Child privacy rules boosted
Rules give parents more control over data collection.
In a move intended to give parents greater control over data collected about their children online, federal regulators Wednesday broadened long-standing privacy safeguards covering children’s apps and websites.
Members of the Federal Trade Commission said they had updated the provisions to keep pace with the growing use of mobile phones and tablets among children. The regulations also reflect innovations like voice-recognition technology, global positioning systems and behavior-based online advertising — that is, ads tailored to an Internet user’s habits.
Regulators had not significantly changed the original rule, based on the Children’s Online Privacy Protection Act of 1998, since its inception.

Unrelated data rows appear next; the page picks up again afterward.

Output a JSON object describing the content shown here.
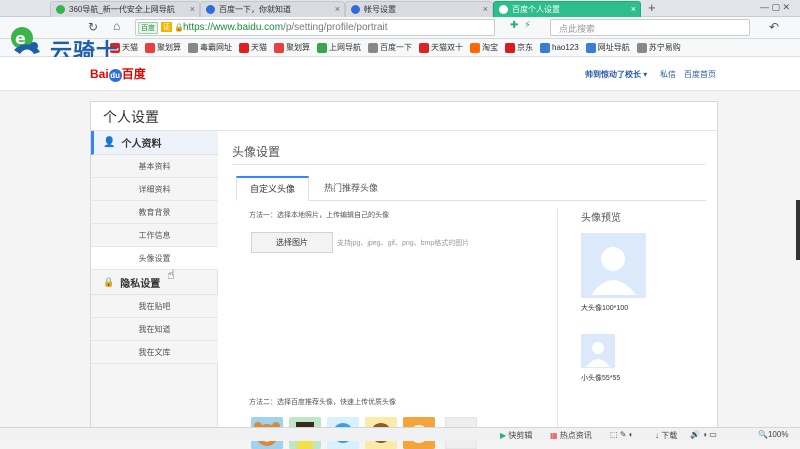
{
  "browser": {
    "tabs": [
      {
        "label": "360导航_新一代安全上网导航",
        "icon_color": "#38b24a"
      },
      {
        "label": "百度一下，你就知道",
        "icon_color": "#2f6cd9"
      },
      {
        "label": "帐号设置",
        "icon_color": "#2f6cd9"
      },
      {
        "label": "百度个人设置",
        "icon_color": "#ffffff"
      }
    ],
    "new_tab": "+",
    "address": {
      "badge": "百度",
      "badge2": "证",
      "url_host": "https://www.baidu.com",
      "url_path": "/p/setting/profile/portrait"
    },
    "search_placeholder": "点此搜索",
    "bookmarks": [
      {
        "label": "天猫",
        "color": "#e02020"
      },
      {
        "label": "聚划算",
        "color": "#e84040"
      },
      {
        "label": "毒霸网址",
        "color": "#888888"
      },
      {
        "label": "天猫",
        "color": "#e02020"
      },
      {
        "label": "聚划算",
        "color": "#e84040"
      },
      {
        "label": "上网导航",
        "color": "#3aa54a"
      },
      {
        "label": "百度一下",
        "color": "#888888"
      },
      {
        "label": "天猫双十",
        "color": "#e02020"
      },
      {
        "label": "淘宝",
        "color": "#ff6a00"
      },
      {
        "label": "京东",
        "color": "#d71c1e"
      },
      {
        "label": "hao123",
        "color": "#3a7bd5"
      },
      {
        "label": "网址导航",
        "color": "#3a7bd5"
      },
      {
        "label": "苏宁易购",
        "color": "#888888"
      }
    ],
    "watermark": "云骑士"
  },
  "header": {
    "logo_text": "百度",
    "user": "帅到惊动了校长",
    "links": [
      "私信",
      "百度首页"
    ]
  },
  "card": {
    "title": "个人设置",
    "sidebar": {
      "section1": "个人资料",
      "items1": [
        "基本资料",
        "详细资料",
        "教育背景",
        "工作信息",
        "头像设置"
      ],
      "section2": "隐私设置",
      "items2": [
        "我在贴吧",
        "我在知道",
        "我在文库"
      ]
    },
    "main": {
      "title": "头像设置",
      "tabs": [
        "自定义头像",
        "热门推荐头像"
      ],
      "method1": "方法一：选择本地照片，上传编辑自己的头像",
      "choose_btn": "选择图片",
      "support": "支持jpg、jpeg、gif、png、bmp格式的图片",
      "method2": "方法二：选择百度推荐头像，快速上传优质头像",
      "more": "更多>",
      "preview_title": "头像预览",
      "big_label": "大头像100*100",
      "small_label": "小头像55*55"
    }
  },
  "statusbar": {
    "items": [
      "快剪辑",
      "热点资讯",
      "下载",
      "100%"
    ]
  }
}
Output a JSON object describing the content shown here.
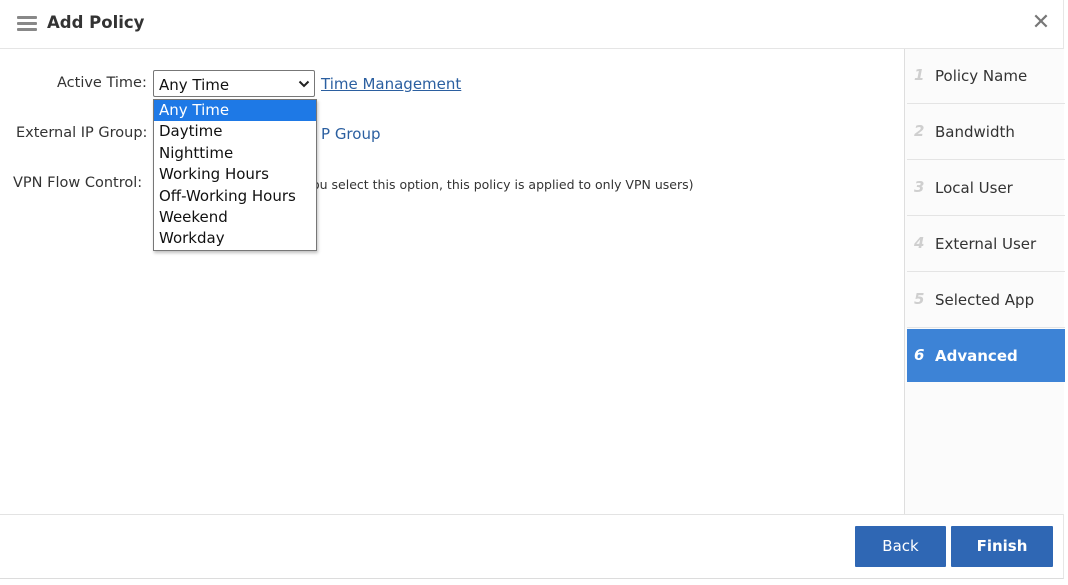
{
  "dialog": {
    "title": "Add Policy"
  },
  "form": {
    "active_time": {
      "label": "Active Time:",
      "value": "Any Time",
      "link": "Time Management"
    },
    "external_ip_group": {
      "label": "External IP Group:",
      "link_partial": "P Group"
    },
    "vpn_flow_control": {
      "label": "VPN Flow Control:",
      "hint_partial": "ou select this option, this policy is applied to only VPN users)"
    }
  },
  "dropdown": {
    "options": [
      "Any Time",
      "Daytime",
      "Nighttime",
      "Working Hours",
      "Off-Working Hours",
      "Weekend",
      "Workday"
    ],
    "selected": "Any Time"
  },
  "steps": [
    {
      "num": "1",
      "label": "Policy Name"
    },
    {
      "num": "2",
      "label": "Bandwidth"
    },
    {
      "num": "3",
      "label": "Local User"
    },
    {
      "num": "4",
      "label": "External User"
    },
    {
      "num": "5",
      "label": "Selected App"
    },
    {
      "num": "6",
      "label": "Advanced"
    }
  ],
  "active_step": "6",
  "footer": {
    "back_label": "Back",
    "finish_label": "Finish"
  },
  "colors": {
    "accent": "#3d83d6",
    "button": "#2f67b4",
    "link": "#2b5fa0",
    "dropdown_highlight": "#1e79e6"
  }
}
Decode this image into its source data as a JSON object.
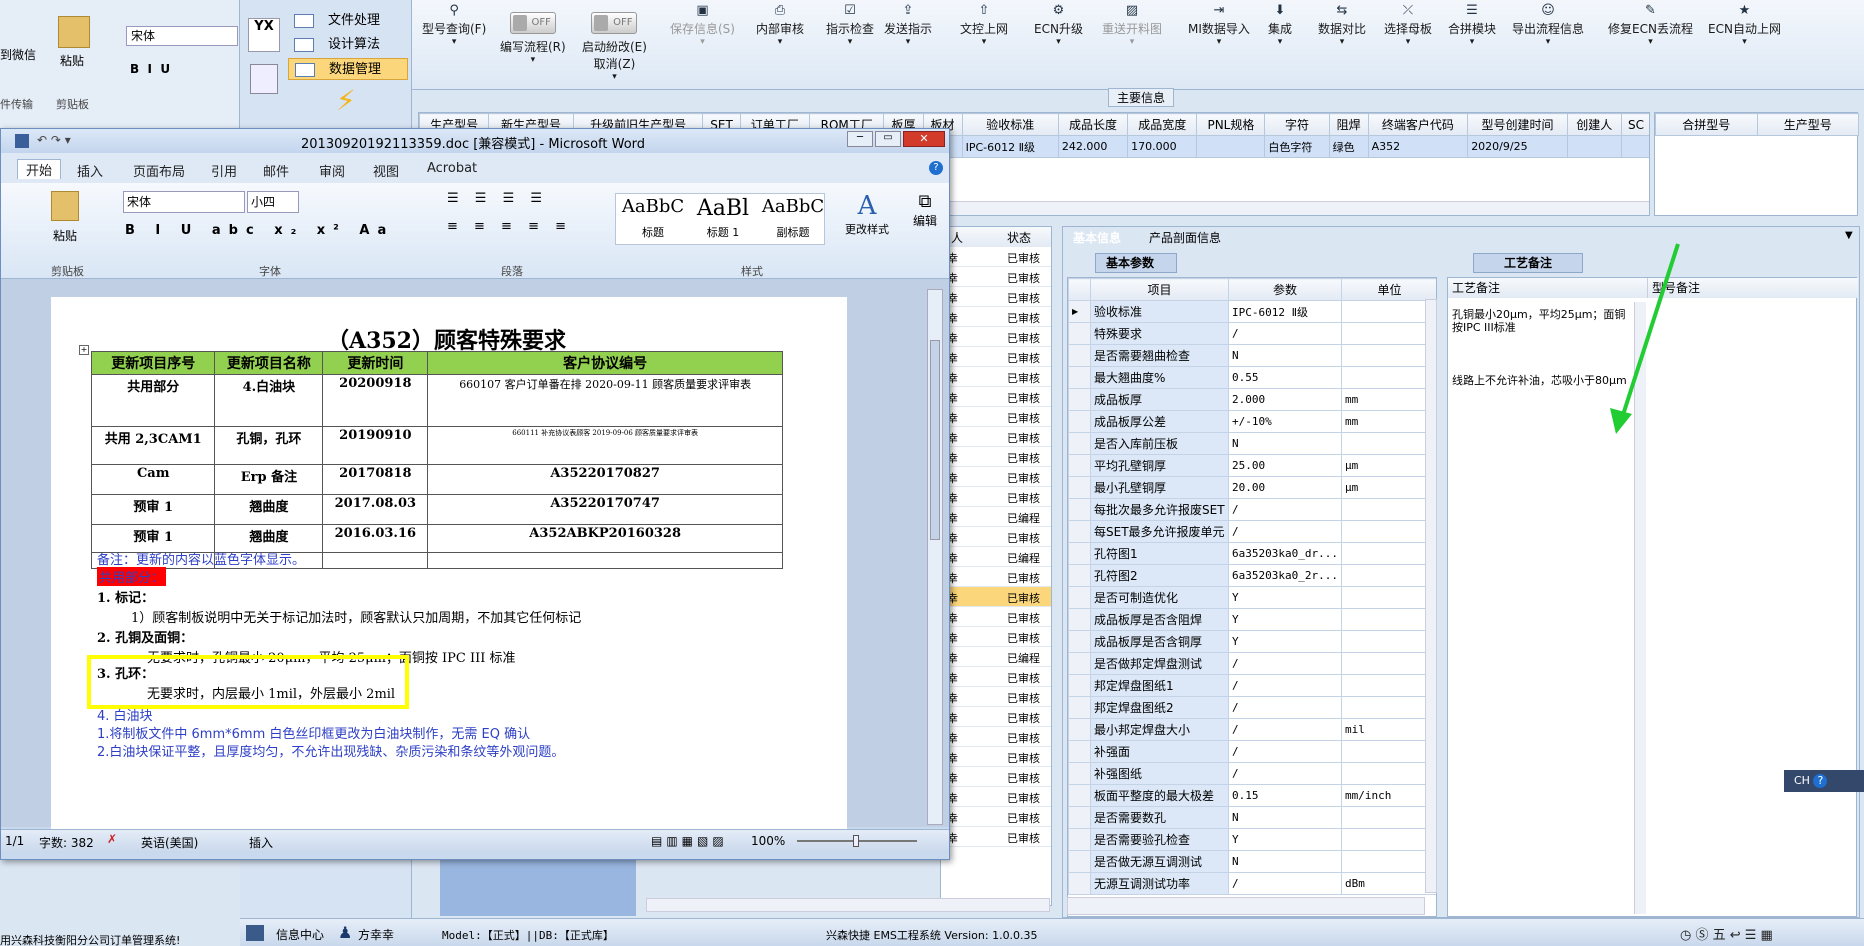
{
  "app_ribbon": {
    "buttons": [
      {
        "label": "型号查询(F)",
        "icon": "search-icon"
      },
      {
        "label": "编写流程(R)",
        "toggle": "OFF"
      },
      {
        "label": "启动紛改(E)",
        "label2": "取消(Z)",
        "toggle": "OFF"
      },
      {
        "label": "保存信息(S)",
        "icon": "save-icon",
        "disabled": true
      },
      {
        "label": "内部审核",
        "icon": "print-icon"
      },
      {
        "label": "指示检查",
        "icon": "check-icon"
      },
      {
        "label": "发送指示",
        "icon": "send-icon"
      },
      {
        "label": "文控上网",
        "icon": "upload-icon"
      },
      {
        "label": "ECN升级",
        "icon": "gear-icon"
      },
      {
        "label": "重送开料图",
        "icon": "image-icon",
        "disabled": true
      },
      {
        "label": "MI数据导入",
        "icon": "import-icon"
      },
      {
        "label": "集成",
        "icon": "download-icon"
      },
      {
        "label": "数据对比",
        "icon": "compare-icon"
      },
      {
        "label": "选择母板",
        "icon": "select-icon"
      },
      {
        "label": "合拼模块",
        "icon": "list-icon"
      },
      {
        "label": "导出流程信息",
        "icon": "smile-icon"
      },
      {
        "label": "修复ECN丢流程",
        "icon": "wrench-icon"
      },
      {
        "label": "ECN自动上网",
        "icon": "star-icon"
      }
    ],
    "main_info_title": "主要信息"
  },
  "nav": {
    "items": [
      "文件处理",
      "设计算法",
      "数据管理"
    ],
    "yx_label": "YX"
  },
  "main_grid": {
    "headers": [
      "生产型号",
      "新生产型号",
      "升级前旧生产型号",
      "SET",
      "订单工厂",
      "ROM工厂",
      "板厚",
      "板材",
      "验收标准",
      "成品长度",
      "成品宽度",
      "PNL规格",
      "字符",
      "阻焊",
      "终端客户代码",
      "型号创建时间",
      "创建人",
      "SC"
    ],
    "row": [
      "",
      "",
      "",
      "",
      "",
      "",
      "",
      "",
      "IPC-6012 Ⅱ级",
      "242.000",
      "170.000",
      "",
      "白色字符",
      "绿色",
      "A352",
      "2020/9/25",
      "",
      ""
    ],
    "right_headers": [
      "合拼型号",
      "生产型号"
    ]
  },
  "status_list": {
    "header": [
      "人",
      "状态"
    ],
    "rows": [
      "幸",
      "幸",
      "幸",
      "幸",
      "幸",
      "幸",
      "幸",
      "幸",
      "幸",
      "幸",
      "幸",
      "幸",
      "幸",
      "幸",
      "幸",
      "幸",
      "幸",
      "幸",
      "幸",
      "幸",
      "幸",
      "幸",
      "幸",
      "幸",
      "幸",
      "幸",
      "幸",
      "幸",
      "幸",
      "幸"
    ],
    "status": [
      "已审核",
      "已审核",
      "已审核",
      "已审核",
      "已审核",
      "已审核",
      "已审核",
      "已审核",
      "已审核",
      "已审核",
      "已审核",
      "已审核",
      "已审核",
      "已编程",
      "已审核",
      "已编程",
      "已审核",
      "已审核",
      "已审核",
      "已审核",
      "已编程",
      "已审核",
      "已审核",
      "已审核",
      "已审核",
      "已审核",
      "已审核",
      "已审核",
      "已审核",
      "已审核"
    ]
  },
  "detail": {
    "tabs": [
      "基本信息",
      "产品剖面信息"
    ],
    "subtab": "基本参数",
    "col_headers": [
      "项目",
      "参数",
      "单位"
    ],
    "rows": [
      [
        "验收标准",
        "IPC-6012 Ⅱ级",
        ""
      ],
      [
        "特殊要求",
        "/",
        ""
      ],
      [
        "是否需要翘曲检查",
        "N",
        ""
      ],
      [
        "最大翘曲度%",
        "0.55",
        ""
      ],
      [
        "成品板厚",
        "2.000",
        "mm"
      ],
      [
        "成品板厚公差",
        "+/-10%",
        "mm"
      ],
      [
        "是否入库前压板",
        "N",
        ""
      ],
      [
        "平均孔壁铜厚",
        "25.00",
        "μm"
      ],
      [
        "最小孔壁铜厚",
        "20.00",
        "μm"
      ],
      [
        "每批次最多允许报废SET",
        "/",
        ""
      ],
      [
        "每SET最多允许报废单元",
        "/",
        ""
      ],
      [
        "孔符图1",
        "6a35203ka0_dr...",
        ""
      ],
      [
        "孔符图2",
        "6a35203ka0_2r...",
        ""
      ],
      [
        "是否可制造优化",
        "Y",
        ""
      ],
      [
        "成品板厚是否含阻焊",
        "Y",
        ""
      ],
      [
        "成品板厚是否含铜厚",
        "Y",
        ""
      ],
      [
        "是否做邦定焊盘测试",
        "/",
        ""
      ],
      [
        "邦定焊盘图纸1",
        "/",
        ""
      ],
      [
        "邦定焊盘图纸2",
        "/",
        ""
      ],
      [
        "最小邦定焊盘大小",
        "/",
        "mil"
      ],
      [
        "补强面",
        "/",
        ""
      ],
      [
        "补强图纸",
        "/",
        ""
      ],
      [
        "板面平整度的最大极差",
        "0.15",
        "mm/inch"
      ],
      [
        "是否需要数孔",
        "N",
        ""
      ],
      [
        "是否需要验孔检查",
        "Y",
        ""
      ],
      [
        "是否做无源互调测试",
        "N",
        ""
      ],
      [
        "无源互调测试功率",
        "/",
        "dBm"
      ]
    ],
    "process_tab": "工艺备注",
    "process_headers": [
      "工艺备注",
      "型号备注"
    ],
    "process_notes": [
      "孔铜最小20μm，平均25μm；面铜按IPC III标准",
      "线路上不允许补油，芯吸小于80μm"
    ]
  },
  "word": {
    "title": "20130920192113359.doc [兼容模式] - Microsoft Word",
    "tabs": [
      "开始",
      "插入",
      "页面布局",
      "引用",
      "邮件",
      "审阅",
      "视图",
      "Acrobat"
    ],
    "font_name": "宋体",
    "font_size": "小四",
    "groups": [
      "剪贴板",
      "字体",
      "段落",
      "样式"
    ],
    "paste_label": "粘贴",
    "styles": [
      {
        "sample": "AaBbC",
        "name": "标题"
      },
      {
        "sample": "AaBl",
        "name": "标题 1"
      },
      {
        "sample": "AaBbC",
        "name": "副标题"
      }
    ],
    "change_styles": "更改样式",
    "edit": "编辑",
    "doc_title": "（A352）顾客特殊要求",
    "table_headers": [
      "更新项目序号",
      "更新项目名称",
      "更新时间",
      "客户协议编号"
    ],
    "table_rows": [
      [
        "共用部分",
        "4.白油块",
        "20200918",
        "660107 客户订单番在排 2020-09-11 顾客质量要求评审表"
      ],
      [
        "共用 2,3CAM1",
        "孔铜，孔环",
        "20190910",
        "660111 补充协议表顾客 2019-09-06 顾客质量要求评审表"
      ],
      [
        "Cam",
        "Erp 备注",
        "20170818",
        "A35220170827"
      ],
      [
        "预审 1",
        "翘曲度",
        "2017.08.03",
        "A35220170747"
      ],
      [
        "预审 1",
        "翘曲度",
        "2016.03.16",
        "A352ABKP20160328"
      ]
    ],
    "note": "备注：更新的内容以蓝色字体显示。",
    "section_common": "共用部分：",
    "s1": "1.   标记：",
    "s1_1": "1）顾客制板说明中无关于标记加法时，顾客默认只加周期，不加其它任何标记",
    "s2": "2. 孔铜及面铜：",
    "s2_1": "无要求时，孔铜最小 20μm，平均 25μm；面铜按 IPC III 标准",
    "s3": "3. 孔环：",
    "s3_1": "无要求时，内层最小 1mil，外层最小 2mil",
    "s4": "4. 白油块",
    "s4_1": "1.将制板文件中 6mm*6mm 白色丝印框更改为白油块制作，无需 EQ 确认",
    "s4_2": "2.白油块保证平整，且厚度均匀，不允许出现残缺、杂质污染和条纹等外观问题。",
    "status_page": "1/1",
    "status_words": "字数: 382",
    "status_lang": "英语(美国)",
    "status_insert": "插入",
    "zoom": "100%"
  },
  "left_back": {
    "paste": "粘贴",
    "send_wechat": "到微信",
    "transfer": "件传输",
    "clipboard": "剪贴板",
    "font": "宋体",
    "bottom_text": "用兴森科技衡阳分公司订单管理系统!"
  },
  "statusbar": {
    "info_center": "信息中心",
    "user": "方幸幸",
    "model": "Model:【正式】||DB:【正式库】",
    "version": "兴森快捷 EMS工程系统 Version: 1.0.0.35",
    "ime": "CH"
  },
  "colors": {
    "highlight": "#ffff00",
    "accent": "#3c66a8",
    "green_arrow": "#22cc33",
    "header_green": "#92d050",
    "red_label": "#ff0000"
  }
}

That rule required operators of websites directed at children to notify parents and obtain their permission before collecting or sharing personal information — like first and last names, phone numbers, home addresses or email addresses — from children under 13.
Legislators who enacted that law said the intent was to give parents control over entities seeking to collect information about their children so that the parents could, among other things, prevent unwanted contact by strangers.
The new rule significantly expands the types of companies required to obtain parental permission before knowingly collecting personal details from children, as well as the types of information that will require parental consent to collect.